BRUSSELS, Between May 23 and 26, Europeans will elect the 751 Members of the European Parliament (MEPs) to represent them for the next five years.

The elections will officially kick off with the first votes being cast on May 23 in the UK and the Netherlands.

Voting will be held in the UK as it is still a member of the European Union (EU) and the date of its leaving the Union remains uncertain.

EP’s chief spokesman Jaume told a press conference on last Friday that, “our campaign has been very different from before. It has been an unprecedented effort to raise awareness in the election among the media and public and to urge people to vote.

“Polls show a majority of citizens think the EU is a good thing, but the challenge now is to persuade them to cast their vote, especially the young. People need to know that their votes do matter,” he said.

EP’s promotional film on the elections, he said, has now been seen by 130 million people, describing the campaign as “unprecedented for any institution in Europe.” Duch also noted that Parliament had hosted a “lively and useful debate” of candidates seeking the European Commission presidency last Wednesday.

Six candidates from the major European political families held the final debate in Brussels on May 15 explaining their positions on issues of major concern in Europe such as immigration, climate change, security and economic growth.

He said there is a huge media interest in next week’s election and so far, 1,200 journalists have registered, double the number that covered the 2014 elections.

After the elections, and taking into account the results, EU leaders will propose a candidate for President of the European Commission. It will then be up to MEPs to elect the next European Commission President and approve the whole Commission; EU’s executive body. The new EP will vote on the new Commission president in July.
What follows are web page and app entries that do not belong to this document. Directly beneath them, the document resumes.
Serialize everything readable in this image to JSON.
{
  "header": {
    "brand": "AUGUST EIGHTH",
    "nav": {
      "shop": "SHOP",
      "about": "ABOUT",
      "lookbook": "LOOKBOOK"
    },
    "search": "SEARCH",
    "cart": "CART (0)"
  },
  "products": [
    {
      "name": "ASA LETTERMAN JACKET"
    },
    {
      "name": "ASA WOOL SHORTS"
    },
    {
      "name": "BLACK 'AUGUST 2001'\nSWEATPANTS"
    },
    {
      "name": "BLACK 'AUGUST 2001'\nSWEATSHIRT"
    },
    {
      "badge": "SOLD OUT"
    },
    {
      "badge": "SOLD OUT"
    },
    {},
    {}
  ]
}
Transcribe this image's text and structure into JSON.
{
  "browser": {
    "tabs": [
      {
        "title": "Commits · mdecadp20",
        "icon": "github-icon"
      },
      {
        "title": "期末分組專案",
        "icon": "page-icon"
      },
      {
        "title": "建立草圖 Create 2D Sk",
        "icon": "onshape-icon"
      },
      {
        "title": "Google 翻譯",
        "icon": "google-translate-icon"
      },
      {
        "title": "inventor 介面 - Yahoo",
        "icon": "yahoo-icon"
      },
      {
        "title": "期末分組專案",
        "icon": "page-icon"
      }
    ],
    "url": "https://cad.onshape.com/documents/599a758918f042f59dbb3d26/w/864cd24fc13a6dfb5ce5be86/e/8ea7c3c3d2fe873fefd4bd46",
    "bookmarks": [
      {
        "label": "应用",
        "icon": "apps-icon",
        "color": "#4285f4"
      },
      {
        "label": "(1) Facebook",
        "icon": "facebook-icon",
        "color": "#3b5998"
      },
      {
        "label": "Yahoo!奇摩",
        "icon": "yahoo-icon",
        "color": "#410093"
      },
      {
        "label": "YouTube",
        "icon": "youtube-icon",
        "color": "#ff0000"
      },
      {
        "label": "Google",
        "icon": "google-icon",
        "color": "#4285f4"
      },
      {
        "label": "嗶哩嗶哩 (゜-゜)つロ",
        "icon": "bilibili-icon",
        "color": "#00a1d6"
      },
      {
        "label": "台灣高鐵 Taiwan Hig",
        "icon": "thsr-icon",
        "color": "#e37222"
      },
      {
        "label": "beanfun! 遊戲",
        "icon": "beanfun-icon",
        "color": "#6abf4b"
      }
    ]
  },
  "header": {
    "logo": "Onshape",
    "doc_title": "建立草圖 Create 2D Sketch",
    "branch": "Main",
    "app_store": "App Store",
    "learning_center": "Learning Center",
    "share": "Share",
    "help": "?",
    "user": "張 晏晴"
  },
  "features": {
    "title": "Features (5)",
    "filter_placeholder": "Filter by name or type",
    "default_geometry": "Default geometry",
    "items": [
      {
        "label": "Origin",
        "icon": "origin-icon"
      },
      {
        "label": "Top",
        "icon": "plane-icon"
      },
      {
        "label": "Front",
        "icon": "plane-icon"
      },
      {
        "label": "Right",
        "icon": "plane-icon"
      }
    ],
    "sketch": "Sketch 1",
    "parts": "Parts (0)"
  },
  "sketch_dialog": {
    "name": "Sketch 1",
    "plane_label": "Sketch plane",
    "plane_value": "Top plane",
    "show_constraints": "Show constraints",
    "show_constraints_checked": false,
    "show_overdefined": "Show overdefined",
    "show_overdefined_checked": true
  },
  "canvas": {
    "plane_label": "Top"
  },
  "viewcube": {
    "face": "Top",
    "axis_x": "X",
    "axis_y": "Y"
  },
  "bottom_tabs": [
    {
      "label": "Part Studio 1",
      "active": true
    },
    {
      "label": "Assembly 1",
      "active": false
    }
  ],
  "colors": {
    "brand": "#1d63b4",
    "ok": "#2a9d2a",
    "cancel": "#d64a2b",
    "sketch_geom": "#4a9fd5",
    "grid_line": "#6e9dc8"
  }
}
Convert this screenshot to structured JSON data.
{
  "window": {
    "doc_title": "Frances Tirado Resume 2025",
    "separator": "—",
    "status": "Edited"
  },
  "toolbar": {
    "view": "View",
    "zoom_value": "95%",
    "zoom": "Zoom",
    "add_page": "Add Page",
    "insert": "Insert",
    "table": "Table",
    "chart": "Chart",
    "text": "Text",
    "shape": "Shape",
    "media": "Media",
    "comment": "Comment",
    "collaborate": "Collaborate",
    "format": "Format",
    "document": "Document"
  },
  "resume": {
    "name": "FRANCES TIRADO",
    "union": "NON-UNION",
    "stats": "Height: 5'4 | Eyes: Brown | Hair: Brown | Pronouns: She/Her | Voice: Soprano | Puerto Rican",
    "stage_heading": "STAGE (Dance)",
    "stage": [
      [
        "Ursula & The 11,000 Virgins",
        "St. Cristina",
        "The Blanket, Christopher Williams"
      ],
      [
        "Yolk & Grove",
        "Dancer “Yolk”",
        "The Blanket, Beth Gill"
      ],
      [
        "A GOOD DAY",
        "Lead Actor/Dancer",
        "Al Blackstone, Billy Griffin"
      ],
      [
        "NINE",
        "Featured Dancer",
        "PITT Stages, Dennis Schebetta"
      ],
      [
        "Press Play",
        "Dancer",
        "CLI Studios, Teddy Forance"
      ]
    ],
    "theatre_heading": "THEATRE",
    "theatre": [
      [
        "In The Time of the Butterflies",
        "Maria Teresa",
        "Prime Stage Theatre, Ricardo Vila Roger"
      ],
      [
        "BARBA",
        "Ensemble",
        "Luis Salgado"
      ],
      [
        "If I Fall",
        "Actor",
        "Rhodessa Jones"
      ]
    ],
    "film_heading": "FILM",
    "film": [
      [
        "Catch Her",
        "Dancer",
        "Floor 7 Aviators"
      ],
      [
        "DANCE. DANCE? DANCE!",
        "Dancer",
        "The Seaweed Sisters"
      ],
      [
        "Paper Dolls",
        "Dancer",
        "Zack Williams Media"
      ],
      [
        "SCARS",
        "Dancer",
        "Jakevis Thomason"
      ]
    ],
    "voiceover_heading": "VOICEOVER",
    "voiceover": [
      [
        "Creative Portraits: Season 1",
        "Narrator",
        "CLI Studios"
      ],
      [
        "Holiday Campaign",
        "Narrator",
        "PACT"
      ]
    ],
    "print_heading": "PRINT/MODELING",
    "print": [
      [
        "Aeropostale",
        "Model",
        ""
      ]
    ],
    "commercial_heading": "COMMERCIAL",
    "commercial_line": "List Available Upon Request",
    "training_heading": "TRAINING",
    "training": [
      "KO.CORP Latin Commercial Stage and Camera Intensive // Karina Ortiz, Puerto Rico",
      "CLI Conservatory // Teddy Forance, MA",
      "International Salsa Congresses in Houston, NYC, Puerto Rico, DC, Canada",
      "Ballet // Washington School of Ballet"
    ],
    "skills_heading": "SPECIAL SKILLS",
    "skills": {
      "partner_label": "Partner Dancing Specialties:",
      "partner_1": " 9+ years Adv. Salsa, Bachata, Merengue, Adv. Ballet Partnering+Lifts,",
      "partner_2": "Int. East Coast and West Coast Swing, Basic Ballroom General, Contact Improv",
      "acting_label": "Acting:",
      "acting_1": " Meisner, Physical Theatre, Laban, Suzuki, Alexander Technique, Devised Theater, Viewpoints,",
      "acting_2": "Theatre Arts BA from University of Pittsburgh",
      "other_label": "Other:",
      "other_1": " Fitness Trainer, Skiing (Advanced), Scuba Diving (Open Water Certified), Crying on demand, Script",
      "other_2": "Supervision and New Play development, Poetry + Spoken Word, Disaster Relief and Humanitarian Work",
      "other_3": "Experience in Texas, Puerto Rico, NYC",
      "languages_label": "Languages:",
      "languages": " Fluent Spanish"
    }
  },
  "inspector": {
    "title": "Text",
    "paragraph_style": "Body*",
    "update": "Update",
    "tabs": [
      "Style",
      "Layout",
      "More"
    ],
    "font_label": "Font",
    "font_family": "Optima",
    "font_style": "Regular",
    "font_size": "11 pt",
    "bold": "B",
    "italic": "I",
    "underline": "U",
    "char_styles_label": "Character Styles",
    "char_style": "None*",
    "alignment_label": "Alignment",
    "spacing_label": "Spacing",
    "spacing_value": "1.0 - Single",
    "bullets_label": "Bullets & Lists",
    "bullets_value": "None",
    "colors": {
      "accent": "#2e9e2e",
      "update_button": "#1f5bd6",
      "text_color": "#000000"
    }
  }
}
EP President Antonio Tajani in his message to the voters said “we have to change Europe and make it more effective by answering citizens’ concerns and building upon what we have already achieved.” Analysts point out that turnout for EP elections is low, and hence it is easier for far-right and far-left populist parties to focus their campaigns on voters favoring extremist parties.

Close to 43 percent of Europeans believe that the rise of populist parties threatens the functioning of the EU, according to a recent YouGov survey.

The survey predicted that the two big political groups in the EP, the centre-right European People’s Party (EPP) and the Socialists (S and D), will lose seats for the first time. However, the EPP would remain the largest single group followed by the S and D, it pointed out.

Source: Kuwait News Agency